Data to process:
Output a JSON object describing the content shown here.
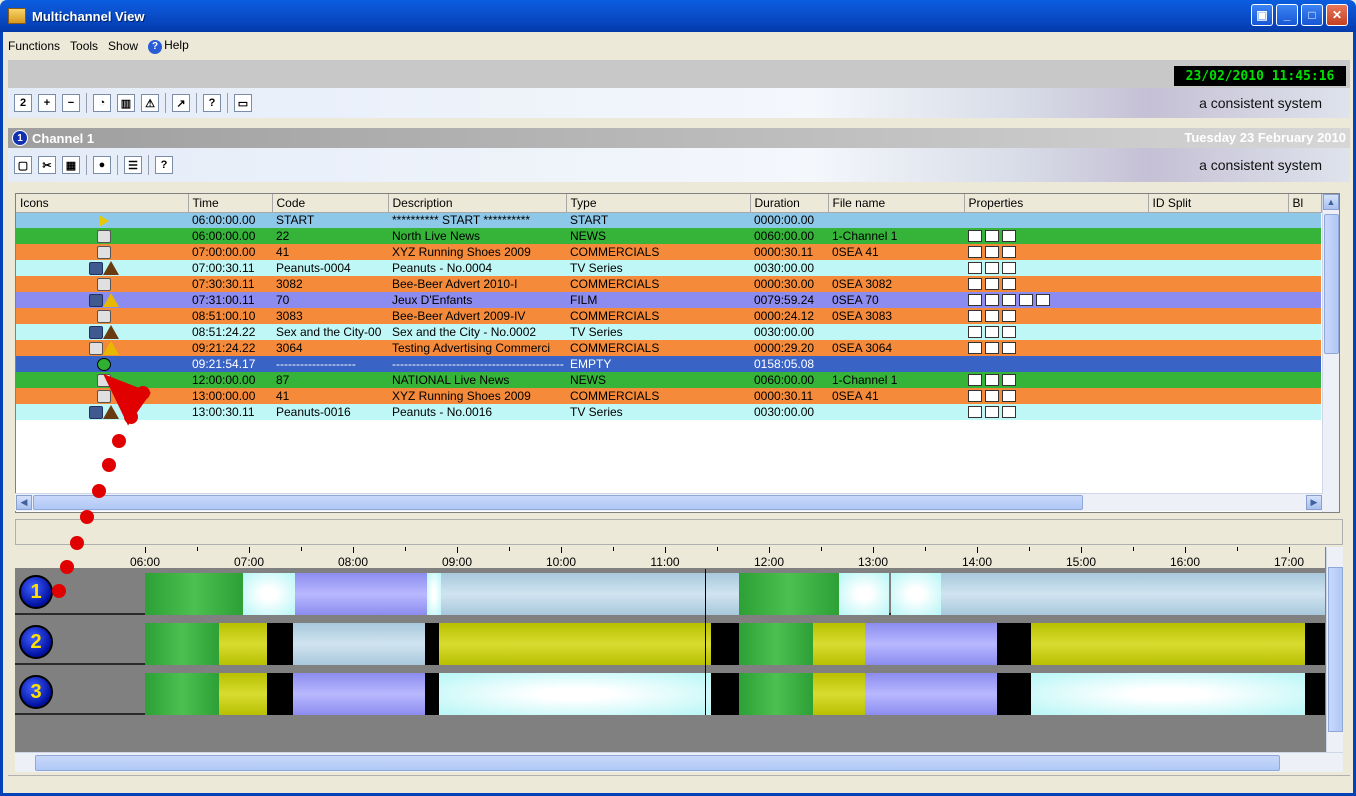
{
  "window": {
    "title": "Multichannel View"
  },
  "menu": [
    "Functions",
    "Tools",
    "Show",
    "Help"
  ],
  "clock": "23/02/2010 11:45:16",
  "brand": "a consistent system",
  "channel": {
    "number": "1",
    "name": "Channel 1",
    "date": "Tuesday 23 February 2010"
  },
  "grid": {
    "columns": [
      "Icons",
      "Time",
      "Code",
      "Description",
      "Type",
      "Duration",
      "File name",
      "Properties",
      "ID Split",
      "Bl"
    ],
    "rows": [
      {
        "icon": "play",
        "time": "06:00:00.00",
        "code": "START",
        "desc": "********** START **********",
        "type": "START",
        "dur": "0000:00.00",
        "file": "",
        "cls": "r-start"
      },
      {
        "icon": "doc",
        "time": "06:00:00.00",
        "code": "22",
        "desc": "North Live News",
        "type": "NEWS",
        "dur": "0060:00.00",
        "file": "1-Channel 1",
        "cls": "r-news"
      },
      {
        "icon": "doc",
        "time": "07:00:00.00",
        "code": "41",
        "desc": "XYZ Running Shoes 2009",
        "type": "COMMERCIALS",
        "dur": "0000:30.11",
        "file": "0SEA     41",
        "cls": "r-com"
      },
      {
        "icon": "tv-warn",
        "time": "07:00:30.11",
        "code": "Peanuts-0004",
        "desc": "Peanuts - No.0004",
        "type": "TV Series",
        "dur": "0030:00.00",
        "file": "",
        "cls": "r-tv"
      },
      {
        "icon": "doc",
        "time": "07:30:30.11",
        "code": "3082",
        "desc": "Bee-Beer Advert 2010-I",
        "type": "COMMERCIALS",
        "dur": "0000:30.00",
        "file": "0SEA     3082",
        "cls": "r-com"
      },
      {
        "icon": "film-warn",
        "time": "07:31:00.11",
        "code": "70",
        "desc": "Jeux D'Enfants",
        "type": "FILM",
        "dur": "0079:59.24",
        "file": "0SEA     70",
        "cls": "r-film"
      },
      {
        "icon": "doc",
        "time": "08:51:00.10",
        "code": "3083",
        "desc": "Bee-Beer Advert 2009-IV",
        "type": "COMMERCIALS",
        "dur": "0000:24.12",
        "file": "0SEA     3083",
        "cls": "r-com"
      },
      {
        "icon": "tv-warn",
        "time": "08:51:24.22",
        "code": "Sex and the City-00",
        "desc": "Sex and the City - No.0002",
        "type": "TV Series",
        "dur": "0030:00.00",
        "file": "",
        "cls": "r-tv"
      },
      {
        "icon": "doc-warn",
        "time": "09:21:24.22",
        "code": "3064",
        "desc": "Testing Advertising Commerci",
        "type": "COMMERCIALS",
        "dur": "0000:29.20",
        "file": "0SEA     3064",
        "cls": "r-com"
      },
      {
        "icon": "empty",
        "time": "09:21:54.17",
        "code": "--------------------",
        "desc": "-------------------------------------------",
        "type": "EMPTY",
        "dur": "0158:05.08",
        "file": "",
        "cls": "r-empty"
      },
      {
        "icon": "doc",
        "time": "12:00:00.00",
        "code": "87",
        "desc": "NATIONAL Live News",
        "type": "NEWS",
        "dur": "0060:00.00",
        "file": "1-Channel 1",
        "cls": "r-news"
      },
      {
        "icon": "doc",
        "time": "13:00:00.00",
        "code": "41",
        "desc": "XYZ Running Shoes 2009",
        "type": "COMMERCIALS",
        "dur": "0000:30.11",
        "file": "0SEA     41",
        "cls": "r-com"
      },
      {
        "icon": "tv-warn",
        "time": "13:00:30.11",
        "code": "Peanuts-0016",
        "desc": "Peanuts - No.0016",
        "type": "TV Series",
        "dur": "0030:00.00",
        "file": "",
        "cls": "r-tv"
      }
    ]
  },
  "timeline": {
    "hours": [
      "06:00",
      "07:00",
      "08:00",
      "09:00",
      "10:00",
      "11:00",
      "12:00",
      "13:00",
      "14:00",
      "15:00",
      "16:00",
      "17:00"
    ],
    "tracks": [
      "1",
      "2",
      "3"
    ]
  }
}
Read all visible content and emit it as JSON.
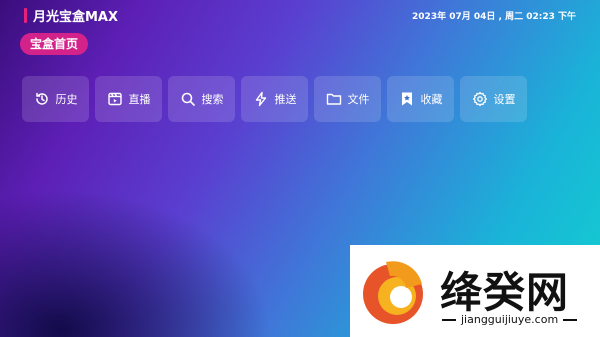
{
  "header": {
    "app_title": "月光宝盒MAX",
    "datetime": "2023年 07月 04日 , 周二 02:23 下午"
  },
  "page": {
    "section_title": "宝盒首页"
  },
  "menu": {
    "items": [
      {
        "label": "历史",
        "icon": "history-icon"
      },
      {
        "label": "直播",
        "icon": "live-tv-icon"
      },
      {
        "label": "搜索",
        "icon": "search-icon"
      },
      {
        "label": "推送",
        "icon": "lightning-icon"
      },
      {
        "label": "文件",
        "icon": "folder-icon"
      },
      {
        "label": "收藏",
        "icon": "bookmark-star-icon"
      },
      {
        "label": "设置",
        "icon": "gear-icon"
      }
    ]
  },
  "watermark": {
    "title": "绛癸网",
    "url": "jiangguijiuye.com"
  },
  "colors": {
    "accent": "#e8207a",
    "pill": "#d3228a",
    "bg_start": "#3a0e7c",
    "bg_end": "#12d0cf"
  }
}
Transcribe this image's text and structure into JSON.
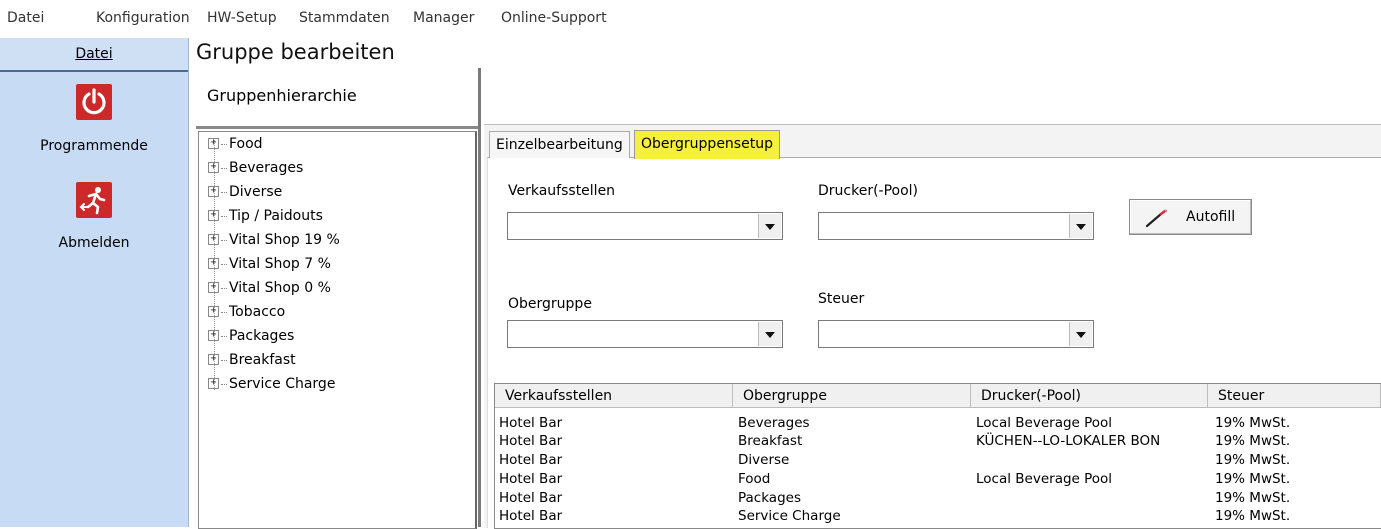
{
  "menubar": {
    "items": [
      "Datei",
      "Konfiguration",
      "HW-Setup",
      "Stammdaten",
      "Manager",
      "Online-Support"
    ]
  },
  "sidebar": {
    "header": "Datei",
    "items": [
      {
        "label": "Programmende",
        "icon": "power-icon"
      },
      {
        "label": "Abmelden",
        "icon": "exit-running-icon"
      }
    ],
    "accent_color": "#cc2a2a"
  },
  "page": {
    "title": "Gruppe bearbeiten"
  },
  "hierarchy": {
    "label": "Gruppenhierarchie",
    "items": [
      "Food",
      "Beverages",
      "Diverse",
      "Tip / Paidouts",
      "Vital Shop 19 %",
      "Vital Shop 7 %",
      "Vital Shop 0 %",
      "Tobacco",
      "Packages",
      "Breakfast",
      "Service Charge"
    ]
  },
  "tabs": [
    {
      "label": "Einzelbearbeitung",
      "active": false
    },
    {
      "label": "Obergruppensetup",
      "active": true,
      "color": "#f6ef3c"
    }
  ],
  "form": {
    "verkaufsstellen_label": "Verkaufsstellen",
    "drucker_label": "Drucker(-Pool)",
    "obergruppe_label": "Obergruppe",
    "steuer_label": "Steuer",
    "verkaufsstellen_value": "",
    "drucker_value": "",
    "obergruppe_value": "",
    "steuer_value": "",
    "autofill_label": "Autofill"
  },
  "table": {
    "columns": [
      "Verkaufsstellen",
      "Obergruppe",
      "Drucker(-Pool)",
      "Steuer"
    ],
    "rows": [
      [
        "Hotel Bar",
        "Beverages",
        "Local Beverage Pool",
        "19% MwSt."
      ],
      [
        "Hotel Bar",
        "Breakfast",
        "KÜCHEN--LO-LOKALER BON",
        "19% MwSt."
      ],
      [
        "Hotel Bar",
        "Diverse",
        "",
        "19% MwSt."
      ],
      [
        "Hotel Bar",
        "Food",
        "Local Beverage Pool",
        "19% MwSt."
      ],
      [
        "Hotel Bar",
        "Packages",
        "",
        "19% MwSt."
      ],
      [
        "Hotel Bar",
        "Service Charge",
        "",
        "19% MwSt."
      ]
    ]
  }
}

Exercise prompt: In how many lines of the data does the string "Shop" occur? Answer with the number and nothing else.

Response area: 3